BMA's warning over new Antrim hospital emergency department
The union for doctors in Northern Ireland has warned the new emergency department at Antrim Area Hospital is not enough to solve its current problems.
The BMA welcomed the £14.2m building, which opens on Wednesday.
However, it said a range of other measures must also be in place to ensure patients are seen promptly.
It said the department was needed, but it would take more than bricks to solve waiting lists and breached targets.
The Royal College of Nursing (RCN) also welcomed "the change of environment in the emergency department" but said there had been "significant problems" at Antrim Area hospital in recent times.
The RCN had asked the Northern Health Trust for information on its plans to recruit more nurses for the larger facility, but with fewer than 48 hours before the new unit was due to open, the RCN told the BBC it still had not been given details on additional staffing.
However, speaking on the BBC's Good Morning Ulster programme on Tuesday, the trust's director of nursing, Olive MacLeod, confirmed that 20 new nurses have been recruited to work in the new unit.
She also said shift patterns had been changed to improve staffing levels during busy periods in the emergency department.
"We have very good working relationships with our RCN colleagues and other trade unions and I will be speaking with (the RCN director) to rectify that communication issue that you have identified," Ms MacLeod told the programme.
The new building is almost double the size of the old accident and emergency department (A&E) and is the single biggest capital investment in the hospital for many years.
Built on a site adjacent to the old A&E, the glass-fronted modern exterior is brighter and more accessible to both the public and emergency vehicles.
The unit is equipped with the latest innovations in design and technology, which according to a spokesperson at the Northern Health Trust, will provide patients with secure, safe and high quality services.
The trust has been the focus of much criticism following the closure of the casualty departments at Mid-Ulster and Whiteabbey hospitals in 2010.
As a result, Antrim's A&E department is now the only provider of emergency care for people in the area.
That is a problem due to a growing population - a population that is older with greater demands from the health service.
The trust has consistently breached its four-hour waiting-time targets, some patients have been left for more than 20 hours on hospital trolleys and staff morale has been extremely low.
However, Ms MacLeod said there was a plan in place to address waiting time problems and they were seeing signs of improvement in both their four-hour and 12-hour targets.
"We are now 43 days without a patient having to wait for 12 hours for treatment and we're really very proud of that," she said.
The current A&E was built 17 years ago and was designed to accommodate about 40,000 people going through its doors every year.
However, the closure of the two local casualty departments has meant Antrim hospital inherited extra figures, creating an over-populated and heavily burdened department.
Last year, it had to deal with 73,000 patients.
Calum MacLeod, Interim Medical Director for the Northern Health Trust, said the new department would provide "patients with the latest innovations in technology and a department better equipped for the number of attendances it receives".
"We want to provide the very best care for our patients and this development will give us the facilities within which to make further improvements in waiting times and ensure patients' needs are met," he said.
The new building has considerably more floor space.

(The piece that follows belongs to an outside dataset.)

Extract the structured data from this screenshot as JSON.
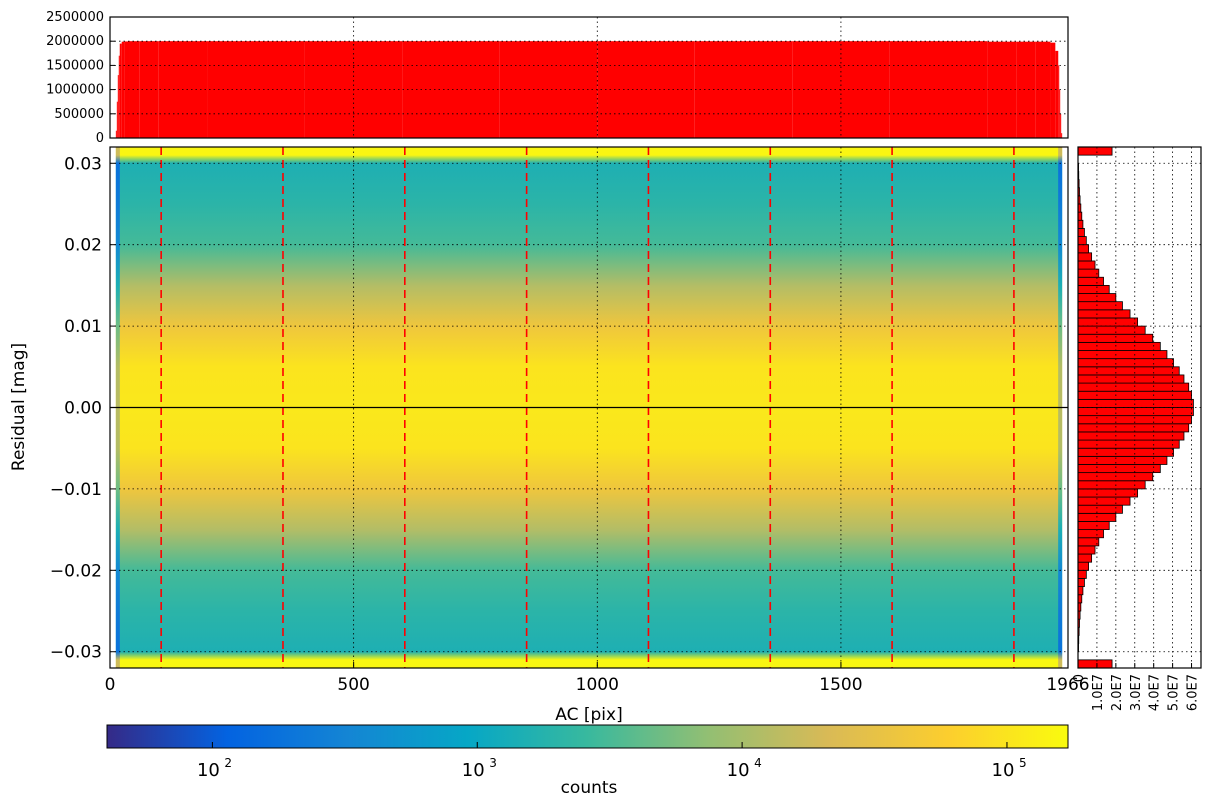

The design is intended to improve patients' flow within the healthcare system and most importantly their experience of being treated.
However, some members of staff told the BBC that it will take more than bricks and a lick of paint to mend what is broken within the Antrim Area Hospital.
One member of staff who wished to remain anonymous said while they were "delighted to have a brand new building which is modern, what's also required is more staff".
"We need more nurses to deal with the numbers coming through the door," they said.
"The extra floor space will be used to house all the additional trolleys we have to use to care for patients as there are never enough beds in the system."
Another employee said there was a more optimistic air about the place, but they would have to see what impact the patients would have.
"After all it is not until those people are in the building and we have to work around them that we'll know if it's made any difference," they said.
"It will take it a wee while to sort itself out. Hopefully people and managers will be patient."
Management at the beleaguered health trust say the new department is just one part of a very big healthcare jigsaw.
For the system to operate smoothly all of the pieces must be in place. That includes the out-of-hours service, GPs, pharmacies and the public knowing when they should attend.
Mary Hinds, Senior Director for the Northern Health Trust, said: "The opening of the new department will supplement the changes taking place within the trust as part of the turnaround report.
"A whole system approach is being taken to ensure patients receive the right care, in the right place, at the right time and we will continue to work in partnership with GPs to ensure that patients who need emergency treatment get access to this as quickly as possible."
A trust spokesperson told the BBC that it needs to match the resources it has with the needs of people using the service.
Those with coughs and colds should ask for help at the pharmacist while those with limb injuries including bites, burns and minor wounds should attend the Minor Injury Unit.
Only those with life-threatening emergencies such as stroke, heart attack and or severe bleeding that cannot be stopped should according to a health trust spokesperson go to the emergency department.
The introduction of 15 cubicles has received a mixed reception. While they will provide privacy and dignity to very sick patients, others believe there is not the staff to give individual care.
NIPSA representative Kevin McCabe said members were looking forward to working in the new area.
"Our members have been told that the layout now means Antrim is one of the best emergency departments in Northern Ireland, that's great," he said.
"But we'll have to wait and assess if the extra space is enough to address the old problems, admissions, discharge and poor bed capacity."